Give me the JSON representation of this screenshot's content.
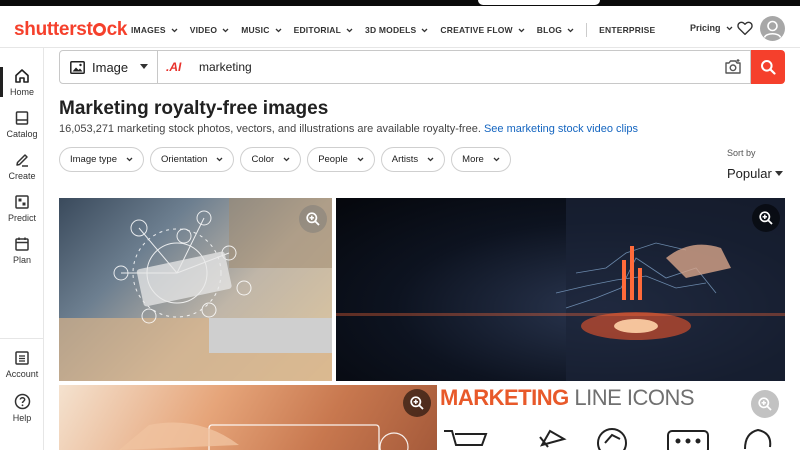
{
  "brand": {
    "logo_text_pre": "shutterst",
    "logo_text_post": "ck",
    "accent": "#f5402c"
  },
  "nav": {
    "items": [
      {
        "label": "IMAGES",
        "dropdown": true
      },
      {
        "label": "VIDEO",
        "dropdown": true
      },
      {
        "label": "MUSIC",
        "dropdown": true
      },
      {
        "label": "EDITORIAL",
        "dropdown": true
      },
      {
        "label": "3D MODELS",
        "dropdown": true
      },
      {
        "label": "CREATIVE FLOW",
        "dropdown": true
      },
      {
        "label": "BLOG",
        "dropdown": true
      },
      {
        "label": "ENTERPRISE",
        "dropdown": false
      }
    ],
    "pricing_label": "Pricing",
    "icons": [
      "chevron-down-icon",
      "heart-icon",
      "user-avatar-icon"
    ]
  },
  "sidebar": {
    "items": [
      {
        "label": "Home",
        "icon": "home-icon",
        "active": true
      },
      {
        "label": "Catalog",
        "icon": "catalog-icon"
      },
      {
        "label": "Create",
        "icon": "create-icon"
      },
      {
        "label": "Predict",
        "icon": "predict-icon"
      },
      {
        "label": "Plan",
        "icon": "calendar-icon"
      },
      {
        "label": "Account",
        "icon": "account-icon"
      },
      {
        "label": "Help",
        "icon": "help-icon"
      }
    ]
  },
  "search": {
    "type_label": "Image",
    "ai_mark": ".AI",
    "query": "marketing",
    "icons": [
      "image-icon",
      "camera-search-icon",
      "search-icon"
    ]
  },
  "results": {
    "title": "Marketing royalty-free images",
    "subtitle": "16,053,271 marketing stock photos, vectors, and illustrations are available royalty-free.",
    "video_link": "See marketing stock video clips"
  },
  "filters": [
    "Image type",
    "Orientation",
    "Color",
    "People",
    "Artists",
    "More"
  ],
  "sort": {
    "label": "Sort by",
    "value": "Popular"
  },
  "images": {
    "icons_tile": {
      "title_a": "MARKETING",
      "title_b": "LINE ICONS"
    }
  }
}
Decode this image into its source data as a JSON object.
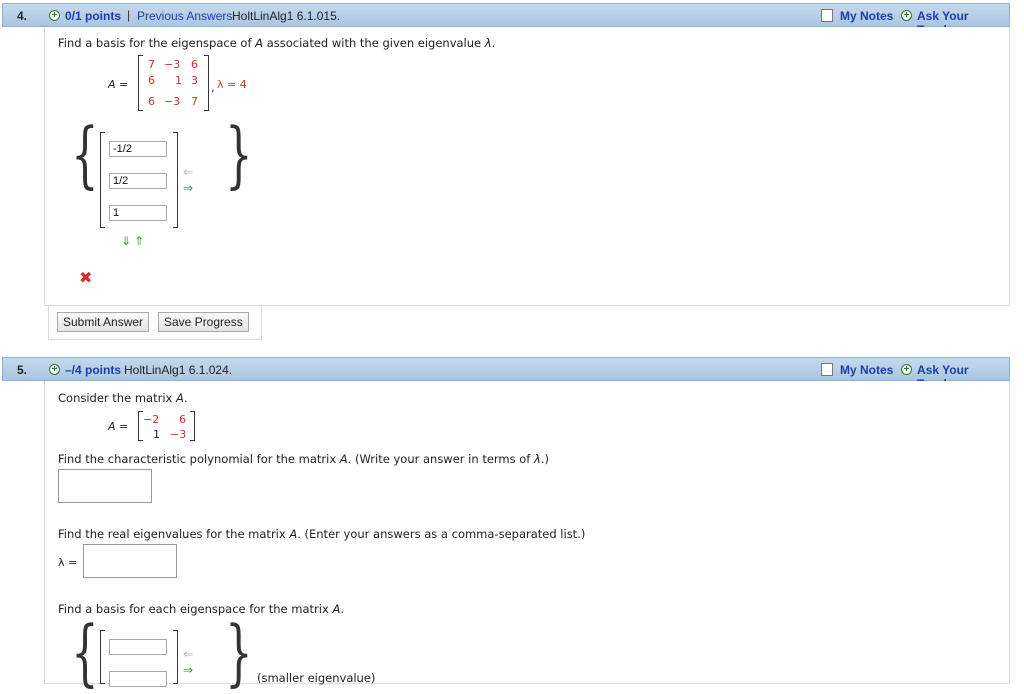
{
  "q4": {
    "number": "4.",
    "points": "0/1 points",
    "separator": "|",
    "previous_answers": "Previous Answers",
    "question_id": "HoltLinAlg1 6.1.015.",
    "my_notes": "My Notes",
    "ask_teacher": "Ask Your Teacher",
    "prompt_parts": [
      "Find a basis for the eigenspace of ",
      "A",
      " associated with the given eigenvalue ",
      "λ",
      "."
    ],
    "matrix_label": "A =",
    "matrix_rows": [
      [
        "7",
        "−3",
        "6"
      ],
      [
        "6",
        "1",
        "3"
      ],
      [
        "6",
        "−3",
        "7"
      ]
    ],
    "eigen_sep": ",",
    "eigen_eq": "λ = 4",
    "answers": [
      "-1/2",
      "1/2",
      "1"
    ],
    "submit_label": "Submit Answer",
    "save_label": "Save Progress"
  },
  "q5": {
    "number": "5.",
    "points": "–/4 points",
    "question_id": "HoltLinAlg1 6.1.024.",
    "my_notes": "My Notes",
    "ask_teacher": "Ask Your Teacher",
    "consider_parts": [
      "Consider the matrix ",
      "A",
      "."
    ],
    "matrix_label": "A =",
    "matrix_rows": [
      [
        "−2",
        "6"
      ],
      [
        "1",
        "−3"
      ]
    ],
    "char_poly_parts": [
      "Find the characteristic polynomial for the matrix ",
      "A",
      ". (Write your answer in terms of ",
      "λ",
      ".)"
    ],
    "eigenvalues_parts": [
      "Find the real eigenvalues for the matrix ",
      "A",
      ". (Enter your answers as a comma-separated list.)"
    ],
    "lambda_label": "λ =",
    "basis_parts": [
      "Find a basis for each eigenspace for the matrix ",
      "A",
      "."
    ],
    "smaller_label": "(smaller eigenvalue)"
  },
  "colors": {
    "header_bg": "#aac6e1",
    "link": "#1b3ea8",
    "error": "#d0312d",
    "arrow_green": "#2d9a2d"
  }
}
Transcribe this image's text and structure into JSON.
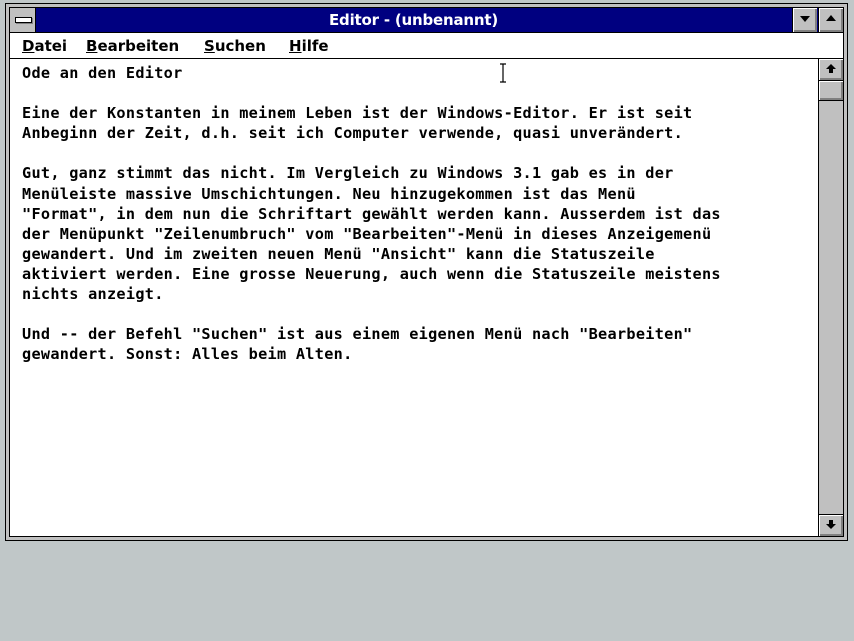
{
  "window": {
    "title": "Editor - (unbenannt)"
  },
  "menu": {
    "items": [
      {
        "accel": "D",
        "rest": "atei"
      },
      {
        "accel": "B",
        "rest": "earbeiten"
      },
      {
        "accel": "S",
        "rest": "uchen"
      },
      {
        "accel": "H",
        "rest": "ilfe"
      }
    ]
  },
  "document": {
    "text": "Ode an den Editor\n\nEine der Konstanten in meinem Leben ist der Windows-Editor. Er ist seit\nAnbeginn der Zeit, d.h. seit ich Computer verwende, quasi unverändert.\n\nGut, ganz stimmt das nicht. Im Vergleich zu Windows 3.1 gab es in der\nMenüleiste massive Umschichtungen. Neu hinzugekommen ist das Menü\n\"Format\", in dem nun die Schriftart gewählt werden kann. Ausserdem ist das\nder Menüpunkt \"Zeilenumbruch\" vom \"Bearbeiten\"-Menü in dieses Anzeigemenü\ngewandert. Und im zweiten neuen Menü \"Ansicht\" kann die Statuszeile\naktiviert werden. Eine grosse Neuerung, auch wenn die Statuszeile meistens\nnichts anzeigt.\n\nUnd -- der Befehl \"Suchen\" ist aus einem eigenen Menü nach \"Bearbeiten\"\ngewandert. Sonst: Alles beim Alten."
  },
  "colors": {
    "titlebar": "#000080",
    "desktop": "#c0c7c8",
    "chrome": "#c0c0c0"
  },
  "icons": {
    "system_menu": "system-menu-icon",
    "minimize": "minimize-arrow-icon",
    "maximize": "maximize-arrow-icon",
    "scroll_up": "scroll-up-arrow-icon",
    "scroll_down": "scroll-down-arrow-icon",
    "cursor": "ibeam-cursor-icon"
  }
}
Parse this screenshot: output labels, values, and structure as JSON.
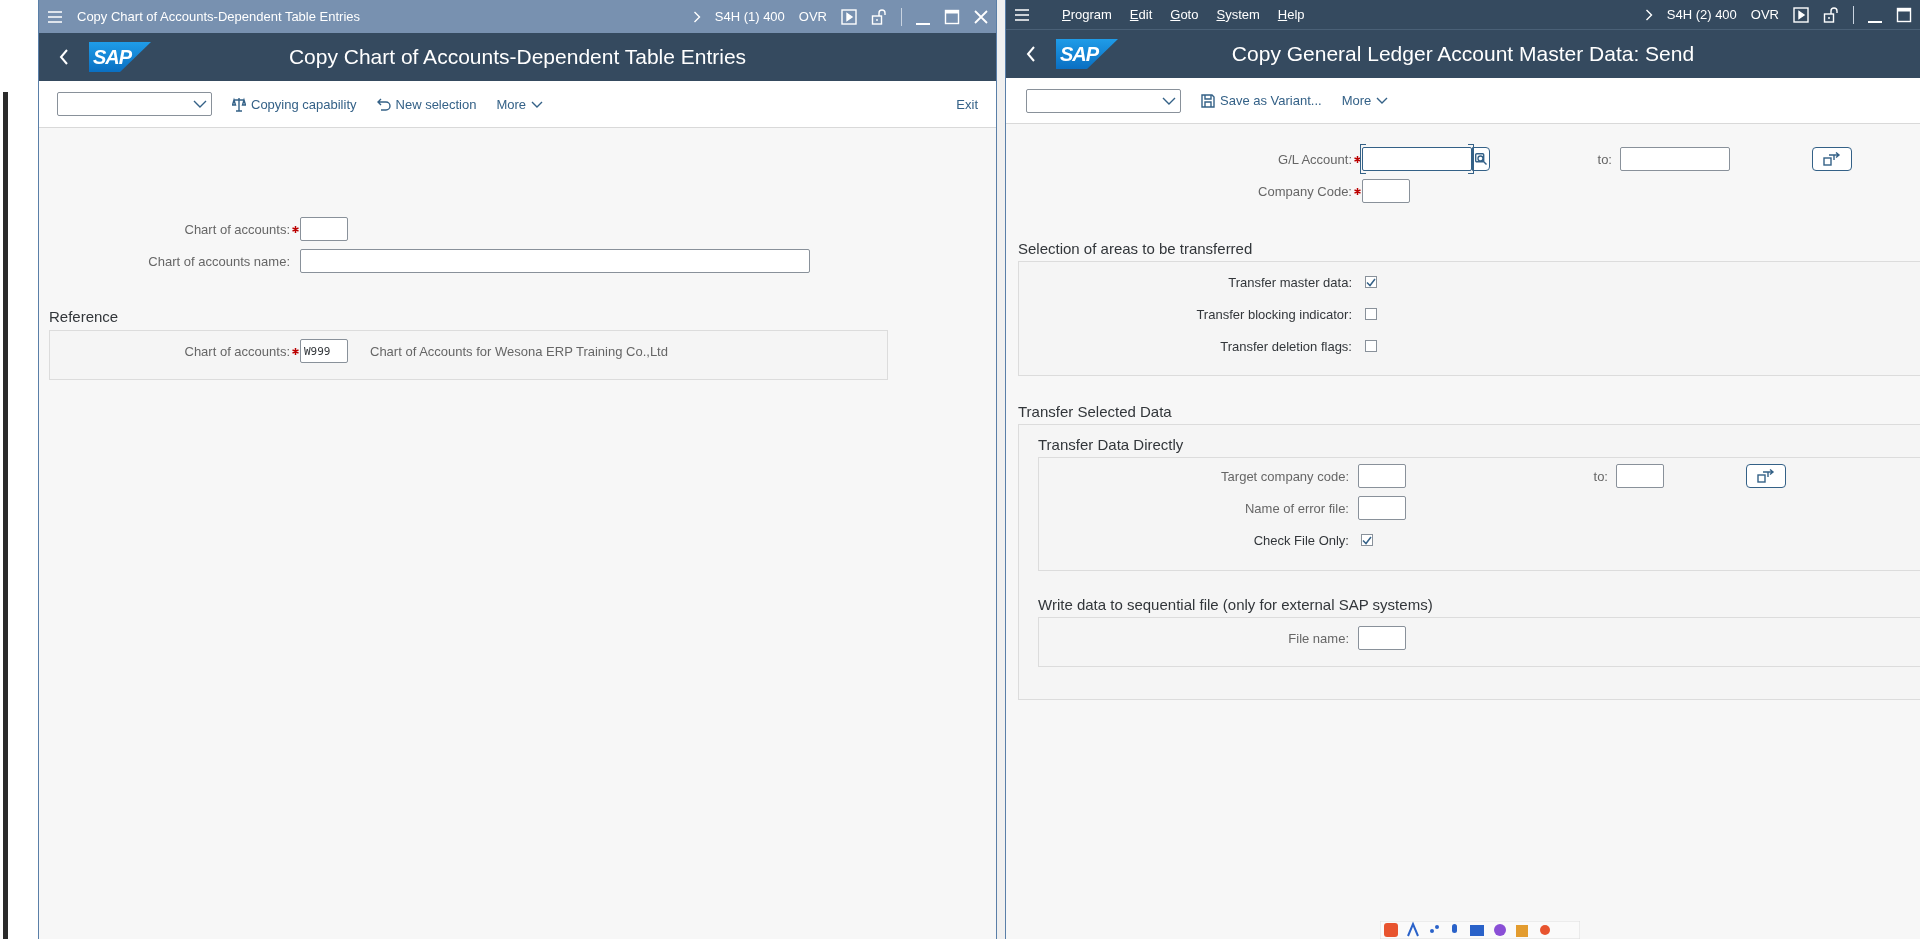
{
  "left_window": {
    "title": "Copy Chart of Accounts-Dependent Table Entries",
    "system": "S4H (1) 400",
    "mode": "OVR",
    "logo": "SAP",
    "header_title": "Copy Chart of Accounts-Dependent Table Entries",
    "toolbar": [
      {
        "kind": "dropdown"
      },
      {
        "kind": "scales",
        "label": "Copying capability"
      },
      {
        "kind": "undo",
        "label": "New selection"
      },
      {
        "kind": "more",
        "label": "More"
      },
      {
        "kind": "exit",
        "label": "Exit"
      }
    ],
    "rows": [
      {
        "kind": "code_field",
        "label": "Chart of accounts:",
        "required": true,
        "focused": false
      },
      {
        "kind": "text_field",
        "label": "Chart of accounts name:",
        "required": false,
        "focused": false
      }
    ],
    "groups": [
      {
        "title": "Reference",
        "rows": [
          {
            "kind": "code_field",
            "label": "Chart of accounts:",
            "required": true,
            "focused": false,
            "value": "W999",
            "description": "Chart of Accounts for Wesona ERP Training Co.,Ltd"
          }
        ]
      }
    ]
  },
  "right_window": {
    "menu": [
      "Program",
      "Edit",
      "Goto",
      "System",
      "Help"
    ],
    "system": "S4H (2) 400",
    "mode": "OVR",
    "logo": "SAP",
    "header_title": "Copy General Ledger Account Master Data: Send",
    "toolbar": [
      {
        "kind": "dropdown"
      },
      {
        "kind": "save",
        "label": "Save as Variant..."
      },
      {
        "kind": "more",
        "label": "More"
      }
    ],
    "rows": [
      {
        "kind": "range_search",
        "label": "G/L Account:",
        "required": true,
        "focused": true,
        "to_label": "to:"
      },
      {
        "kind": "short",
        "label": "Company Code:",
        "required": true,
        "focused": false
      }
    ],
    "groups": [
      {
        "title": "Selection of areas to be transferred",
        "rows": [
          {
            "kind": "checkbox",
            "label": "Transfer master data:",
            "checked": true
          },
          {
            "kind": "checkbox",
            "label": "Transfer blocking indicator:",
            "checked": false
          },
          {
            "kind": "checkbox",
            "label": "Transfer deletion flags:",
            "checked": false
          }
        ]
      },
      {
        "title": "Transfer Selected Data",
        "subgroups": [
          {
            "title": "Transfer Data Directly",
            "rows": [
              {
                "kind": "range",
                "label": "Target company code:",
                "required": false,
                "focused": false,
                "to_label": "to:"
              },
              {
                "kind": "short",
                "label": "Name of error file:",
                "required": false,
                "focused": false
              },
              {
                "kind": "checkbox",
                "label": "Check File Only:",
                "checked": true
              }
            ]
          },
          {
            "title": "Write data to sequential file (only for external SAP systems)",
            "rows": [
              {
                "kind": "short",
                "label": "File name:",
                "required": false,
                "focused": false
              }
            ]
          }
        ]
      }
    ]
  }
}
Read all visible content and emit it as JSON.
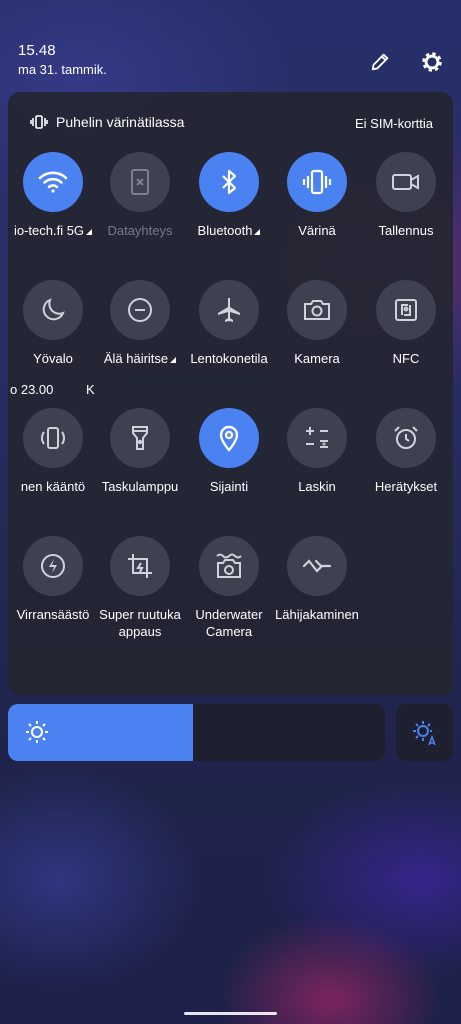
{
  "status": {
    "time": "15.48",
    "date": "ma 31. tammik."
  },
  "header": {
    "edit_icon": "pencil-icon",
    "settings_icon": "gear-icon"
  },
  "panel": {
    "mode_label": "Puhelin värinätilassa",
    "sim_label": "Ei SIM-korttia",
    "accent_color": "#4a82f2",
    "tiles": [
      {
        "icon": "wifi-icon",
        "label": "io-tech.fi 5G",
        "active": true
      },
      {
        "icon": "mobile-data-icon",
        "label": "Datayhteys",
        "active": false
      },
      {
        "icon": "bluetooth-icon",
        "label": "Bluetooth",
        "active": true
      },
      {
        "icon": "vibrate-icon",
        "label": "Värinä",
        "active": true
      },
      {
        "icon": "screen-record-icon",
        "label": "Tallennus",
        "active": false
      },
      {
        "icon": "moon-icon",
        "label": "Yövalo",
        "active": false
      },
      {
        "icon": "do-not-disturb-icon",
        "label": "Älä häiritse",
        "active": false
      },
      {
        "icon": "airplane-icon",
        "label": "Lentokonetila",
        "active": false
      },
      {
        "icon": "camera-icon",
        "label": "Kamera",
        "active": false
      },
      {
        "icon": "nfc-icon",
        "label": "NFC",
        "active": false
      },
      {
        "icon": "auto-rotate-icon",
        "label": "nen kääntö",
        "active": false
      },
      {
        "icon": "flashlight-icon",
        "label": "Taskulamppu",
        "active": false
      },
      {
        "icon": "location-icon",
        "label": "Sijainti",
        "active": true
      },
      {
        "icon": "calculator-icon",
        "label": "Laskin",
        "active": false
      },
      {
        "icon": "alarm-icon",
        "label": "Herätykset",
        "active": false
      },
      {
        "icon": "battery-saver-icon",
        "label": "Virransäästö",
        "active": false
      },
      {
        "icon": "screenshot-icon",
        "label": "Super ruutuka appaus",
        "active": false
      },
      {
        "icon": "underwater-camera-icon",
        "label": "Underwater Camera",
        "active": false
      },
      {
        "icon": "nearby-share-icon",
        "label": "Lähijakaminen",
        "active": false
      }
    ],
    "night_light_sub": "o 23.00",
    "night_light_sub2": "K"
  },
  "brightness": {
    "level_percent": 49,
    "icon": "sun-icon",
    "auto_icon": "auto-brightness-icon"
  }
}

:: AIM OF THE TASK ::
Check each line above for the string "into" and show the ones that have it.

:: WRITTEN RESPONSE ::
Decode this image into its source data as a JSON object.
Transcribe this image's text and structure into JSON.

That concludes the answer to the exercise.